Châteaumeillant, on the northern edge of the Massif Central, is very close to being plumb in middle of France. It is only 35 kilometres by road from Bruère-Allichamps, which claims the title of being the village that lies in centre of France.
Although there are 550 hectares classified as Châteaumeillant, there are only 86 hectares prestently in production with 3164 hectolitres made in 2013. At the end of the Second Empire (1870), however, there were 1200 hectares here before the region’s vines were badly hit by phylloxéra at the end of the 19th Century.
In 1965 Châteaumeillant became a VDQS and was promoted in 2010 to appellation contrôlée status when the VDQS designation was phased out. The only permitted grape varieties are Gamay and Pinot Noir along with Pinot Gris for rosés in the style of a vin gris. Due to the stupidities of the INAO the use of Pinot Noir is limited to 40% of the blend. In contrast pure Gamay is permitted. 98% of the production is sold in France with Belgium, Germany and Japan the principal destinations for the 2% exported.
Last week’s Salon des Vins de Loire was an excellent opportunity to catch up on recent developments in Châteaumeillant. I had been aware for a good couple of years that several Quincy producers now had vines in Châteaumeillant including Domaine Vincent Siret-Courtaud, who I think was the first to tell me of this interesting development. Vincent acquired three hectares of vines in Châteaumeillant in 2010 in addition to his 10 in Quincy.
Being able to make red and rosé wine is the obvious attraction for Quincy producers where Sauvignon Blanc is the only permitted variety.
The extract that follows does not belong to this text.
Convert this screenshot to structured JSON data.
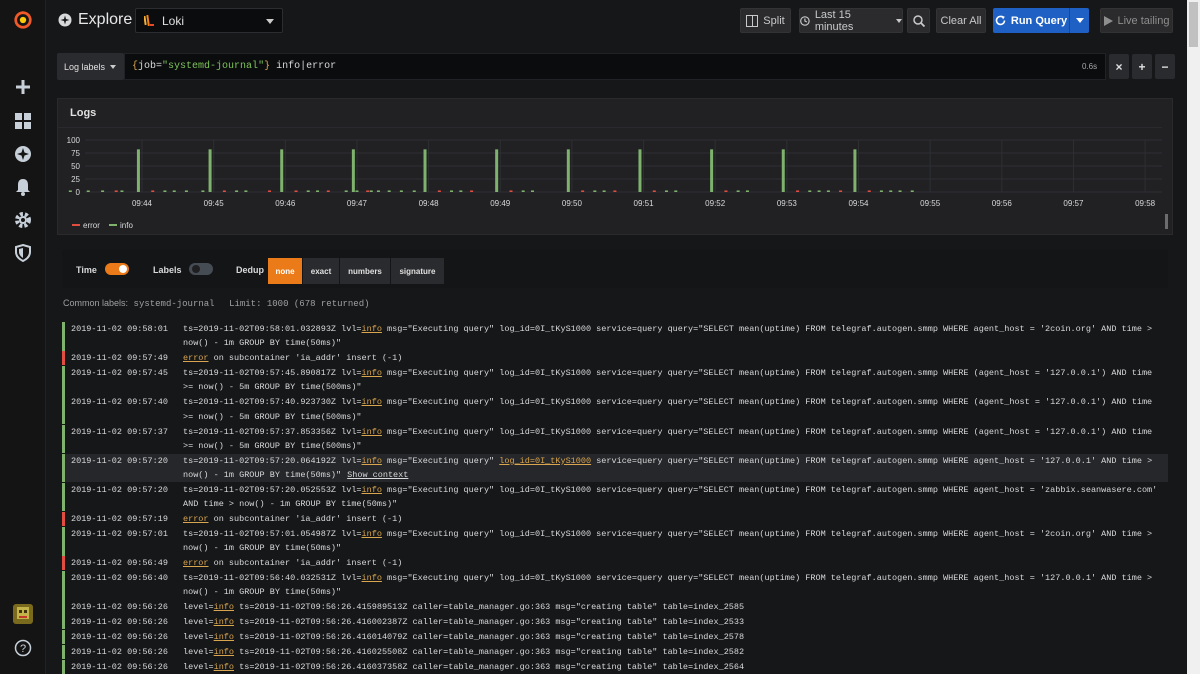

A good number of Quincy producers, like Jean Tatin and Chantal Wilk as well as Jacques Rouze, have vines in Reuilly but Châteaumeillant gives them another option.
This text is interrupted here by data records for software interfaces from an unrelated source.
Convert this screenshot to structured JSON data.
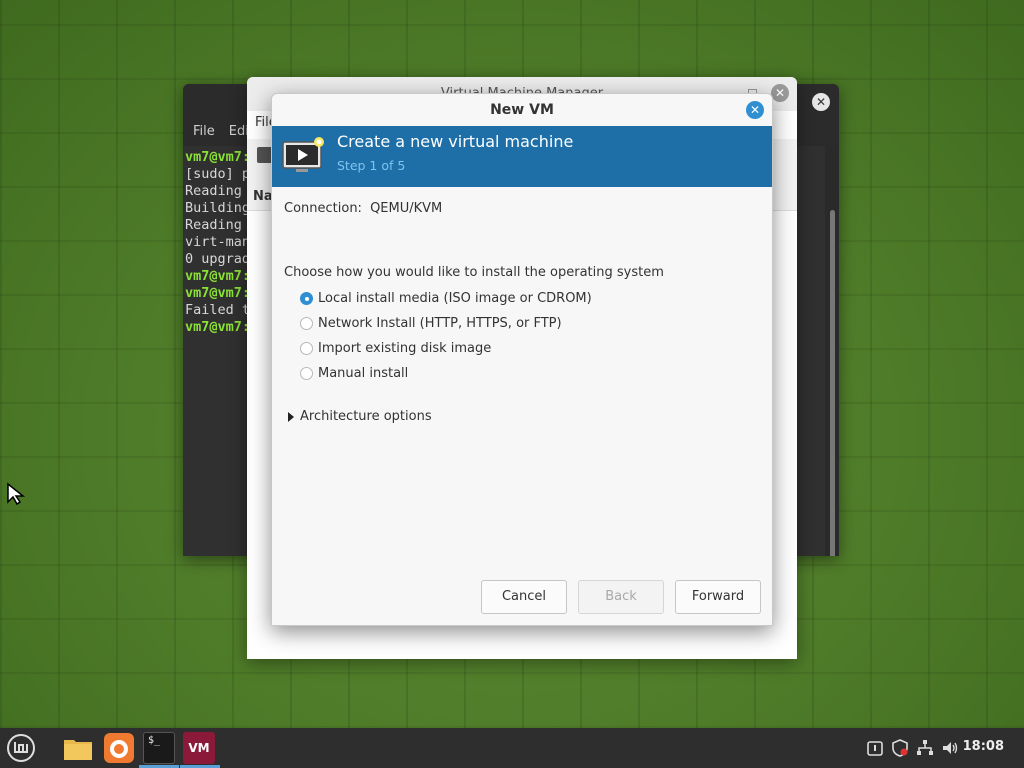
{
  "terminal": {
    "menu": [
      "File",
      "Edi"
    ],
    "lines": [
      {
        "prompt": "vm7@vm7:",
        "text": ""
      },
      {
        "prompt": "",
        "text": "[sudo] p"
      },
      {
        "prompt": "",
        "text": "Reading "
      },
      {
        "prompt": "",
        "text": "Building"
      },
      {
        "prompt": "",
        "text": "Reading "
      },
      {
        "prompt": "",
        "text": "virt-man"
      },
      {
        "prompt": "",
        "text": "0 upgrad"
      },
      {
        "prompt": "vm7@vm7:",
        "text": ""
      },
      {
        "prompt": "vm7@vm7:",
        "text": ""
      },
      {
        "prompt": "",
        "text": "Failed t"
      },
      {
        "prompt": "vm7@vm7:",
        "text": ""
      }
    ]
  },
  "vmm": {
    "title": "Virtual Machine Manager",
    "menu": "File",
    "column_header": "Na"
  },
  "dialog": {
    "title": "New VM",
    "banner_title": "Create a new virtual machine",
    "banner_step": "Step 1 of 5",
    "connection_label": "Connection:",
    "connection_value": "QEMU/KVM",
    "prompt": "Choose how you would like to install the operating system",
    "options": [
      {
        "label": "Local install media (ISO image or CDROM)",
        "checked": true
      },
      {
        "label": "Network Install (HTTP, HTTPS, or FTP)",
        "checked": false
      },
      {
        "label": "Import existing disk image",
        "checked": false
      },
      {
        "label": "Manual install",
        "checked": false
      }
    ],
    "expander_label": "Architecture options",
    "buttons": {
      "cancel": "Cancel",
      "back": "Back",
      "forward": "Forward"
    }
  },
  "taskbar": {
    "clock": "18:08",
    "apps": [
      "menu-icon",
      "files-icon",
      "firefox-icon",
      "terminal-icon",
      "virt-manager-icon"
    ],
    "vm_label": "VM",
    "terminal_label": "$_",
    "accent_color": "#5aa0d8"
  },
  "colors": {
    "banner": "#1e6fa8",
    "banner_sub": "#7fc3ef",
    "selected_radio": "#2f8fd1",
    "terminal_prompt": "#8ae234"
  }
}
As well as Vincent other Quincy producers with vines in Châteaumeillant include Domaine Jacques Rouze with 1.70 ha with 2012 as their initial vintage and Domaine Lecomte (Nicolas Lecomte) with three hectares and Domaine Roux (Albin Roux) with 3.3 ha.
One good innovation at this year’s Salon was to group a number of young producers together – several Châteaumeillant producers featured here. As well as Nicolas Lecomte, Vincent Siret-Courtaud and Albin Roux, there were two who are based solely in Châteaumeillant: Claire Goyer (Domaine Goyer) and Angelique Gabrielle.
Claire and Samuel, her husband, started their small domaine in 2013, so 2015 is their third vintage. Beginning with 1.3 hectares they have recently added a further hectare.
Angelique only started in June 2014 and has 4.44 hectares – 1.74 of Pinot Noir, 2.00 Gamay and 0.70 of Chardonnay and Sauvignon Blanc. Her parents are vignerons between Chablis and Auxerre.
In contrast to those above, who all have quite small holdings, Domaine Nairaud is easily the largest concern with 20 hectares of vines and with its associated company Biturges Vins occupies the building where the former Cave Cooperative was based.
I was impressed by the general standard of these generally easy drinking wines, which should appeal to #winelovers who are now looking for lighter, less heavy reds. I am planning to visit Châteaumeillant soon, probably in June, and will then report back in more detail.
Fabrice Deterne, Domaine Nairaud